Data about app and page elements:
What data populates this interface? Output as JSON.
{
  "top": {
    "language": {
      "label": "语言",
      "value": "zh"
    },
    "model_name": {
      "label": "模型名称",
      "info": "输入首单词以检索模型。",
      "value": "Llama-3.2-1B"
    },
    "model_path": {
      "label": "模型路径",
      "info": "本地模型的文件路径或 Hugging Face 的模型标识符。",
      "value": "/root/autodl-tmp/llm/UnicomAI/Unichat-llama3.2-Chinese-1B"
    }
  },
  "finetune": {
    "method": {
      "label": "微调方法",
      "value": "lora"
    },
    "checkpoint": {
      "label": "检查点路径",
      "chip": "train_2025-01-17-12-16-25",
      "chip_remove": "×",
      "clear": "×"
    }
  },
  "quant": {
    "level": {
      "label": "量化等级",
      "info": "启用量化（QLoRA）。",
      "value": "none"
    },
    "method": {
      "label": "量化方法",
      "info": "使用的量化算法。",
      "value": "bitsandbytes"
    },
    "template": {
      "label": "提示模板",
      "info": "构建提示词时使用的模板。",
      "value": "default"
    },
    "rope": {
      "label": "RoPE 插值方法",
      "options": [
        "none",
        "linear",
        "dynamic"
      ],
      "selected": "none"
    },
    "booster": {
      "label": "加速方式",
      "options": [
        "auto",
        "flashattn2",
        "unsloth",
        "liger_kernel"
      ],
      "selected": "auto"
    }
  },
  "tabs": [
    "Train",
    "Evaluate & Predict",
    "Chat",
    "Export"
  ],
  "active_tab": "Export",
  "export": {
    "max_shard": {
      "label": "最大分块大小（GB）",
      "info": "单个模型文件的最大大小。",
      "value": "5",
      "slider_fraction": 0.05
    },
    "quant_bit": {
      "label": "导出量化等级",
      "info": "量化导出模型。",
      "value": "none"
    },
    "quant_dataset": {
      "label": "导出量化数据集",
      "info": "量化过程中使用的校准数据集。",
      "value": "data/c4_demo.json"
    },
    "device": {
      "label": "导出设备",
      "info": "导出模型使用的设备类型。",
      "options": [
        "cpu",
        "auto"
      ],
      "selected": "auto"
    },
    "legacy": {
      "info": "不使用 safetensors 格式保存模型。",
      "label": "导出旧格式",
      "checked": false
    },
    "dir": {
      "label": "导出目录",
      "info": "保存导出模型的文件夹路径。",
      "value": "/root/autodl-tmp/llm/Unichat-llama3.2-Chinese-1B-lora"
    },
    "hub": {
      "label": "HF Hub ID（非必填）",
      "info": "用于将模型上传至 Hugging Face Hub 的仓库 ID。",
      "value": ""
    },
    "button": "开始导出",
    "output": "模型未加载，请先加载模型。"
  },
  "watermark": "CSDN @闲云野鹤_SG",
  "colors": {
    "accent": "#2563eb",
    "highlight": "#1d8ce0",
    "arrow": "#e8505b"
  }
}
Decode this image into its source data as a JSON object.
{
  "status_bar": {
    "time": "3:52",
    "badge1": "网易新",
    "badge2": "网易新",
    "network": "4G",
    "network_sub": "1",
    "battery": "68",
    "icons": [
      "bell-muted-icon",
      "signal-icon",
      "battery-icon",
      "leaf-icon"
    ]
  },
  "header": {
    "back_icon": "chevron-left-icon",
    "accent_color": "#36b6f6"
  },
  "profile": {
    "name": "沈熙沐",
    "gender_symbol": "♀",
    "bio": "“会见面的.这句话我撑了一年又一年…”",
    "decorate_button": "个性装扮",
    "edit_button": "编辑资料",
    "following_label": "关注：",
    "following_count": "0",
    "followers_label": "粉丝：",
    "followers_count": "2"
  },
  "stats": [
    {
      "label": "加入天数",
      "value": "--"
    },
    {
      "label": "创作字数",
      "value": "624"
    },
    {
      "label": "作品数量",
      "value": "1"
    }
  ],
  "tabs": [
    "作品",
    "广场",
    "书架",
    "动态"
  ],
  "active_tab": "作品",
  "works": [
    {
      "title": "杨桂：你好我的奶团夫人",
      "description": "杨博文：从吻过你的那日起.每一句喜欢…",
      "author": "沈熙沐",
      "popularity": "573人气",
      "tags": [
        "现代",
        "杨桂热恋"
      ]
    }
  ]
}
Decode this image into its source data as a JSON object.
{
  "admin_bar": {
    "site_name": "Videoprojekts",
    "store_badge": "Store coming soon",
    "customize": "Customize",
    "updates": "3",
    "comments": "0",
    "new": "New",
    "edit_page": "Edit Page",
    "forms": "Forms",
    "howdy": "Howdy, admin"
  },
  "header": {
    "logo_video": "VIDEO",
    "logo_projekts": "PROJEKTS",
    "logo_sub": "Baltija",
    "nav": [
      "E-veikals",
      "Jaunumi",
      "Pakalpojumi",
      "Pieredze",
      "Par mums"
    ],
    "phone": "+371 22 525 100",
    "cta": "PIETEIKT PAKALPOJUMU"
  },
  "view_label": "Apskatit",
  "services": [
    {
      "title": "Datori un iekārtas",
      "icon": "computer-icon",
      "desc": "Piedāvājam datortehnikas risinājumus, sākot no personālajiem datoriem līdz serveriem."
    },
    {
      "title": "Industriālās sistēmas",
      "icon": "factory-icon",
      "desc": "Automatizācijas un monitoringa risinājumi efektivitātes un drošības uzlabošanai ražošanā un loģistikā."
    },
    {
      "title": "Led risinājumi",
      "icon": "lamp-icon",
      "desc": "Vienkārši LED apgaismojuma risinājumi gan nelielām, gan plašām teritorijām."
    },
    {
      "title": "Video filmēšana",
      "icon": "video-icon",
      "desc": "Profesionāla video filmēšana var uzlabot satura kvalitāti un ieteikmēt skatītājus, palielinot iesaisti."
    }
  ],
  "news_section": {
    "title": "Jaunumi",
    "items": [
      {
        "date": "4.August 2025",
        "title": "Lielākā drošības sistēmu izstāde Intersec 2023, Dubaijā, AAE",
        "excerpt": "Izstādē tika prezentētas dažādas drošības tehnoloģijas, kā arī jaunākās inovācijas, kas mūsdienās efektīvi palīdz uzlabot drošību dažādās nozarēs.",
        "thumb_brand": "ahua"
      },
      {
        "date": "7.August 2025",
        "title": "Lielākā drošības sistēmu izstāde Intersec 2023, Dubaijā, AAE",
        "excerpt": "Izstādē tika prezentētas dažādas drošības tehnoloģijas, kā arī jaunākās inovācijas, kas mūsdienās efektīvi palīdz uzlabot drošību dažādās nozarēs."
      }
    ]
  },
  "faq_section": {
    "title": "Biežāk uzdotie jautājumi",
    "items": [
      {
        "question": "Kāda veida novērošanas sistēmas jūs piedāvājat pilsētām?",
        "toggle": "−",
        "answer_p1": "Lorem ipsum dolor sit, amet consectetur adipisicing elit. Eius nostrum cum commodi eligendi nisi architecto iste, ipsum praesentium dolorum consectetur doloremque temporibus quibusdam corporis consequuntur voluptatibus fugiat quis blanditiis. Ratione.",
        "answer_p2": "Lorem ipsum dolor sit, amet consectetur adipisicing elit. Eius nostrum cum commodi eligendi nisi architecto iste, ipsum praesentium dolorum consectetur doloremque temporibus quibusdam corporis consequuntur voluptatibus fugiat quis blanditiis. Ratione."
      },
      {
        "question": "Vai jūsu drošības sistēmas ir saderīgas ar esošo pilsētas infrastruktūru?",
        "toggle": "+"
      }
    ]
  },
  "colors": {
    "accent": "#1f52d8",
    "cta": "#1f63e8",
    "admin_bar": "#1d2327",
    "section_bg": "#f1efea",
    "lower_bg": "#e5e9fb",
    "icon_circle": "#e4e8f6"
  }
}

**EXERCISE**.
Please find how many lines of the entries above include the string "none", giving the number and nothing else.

**SOLUTION**.
4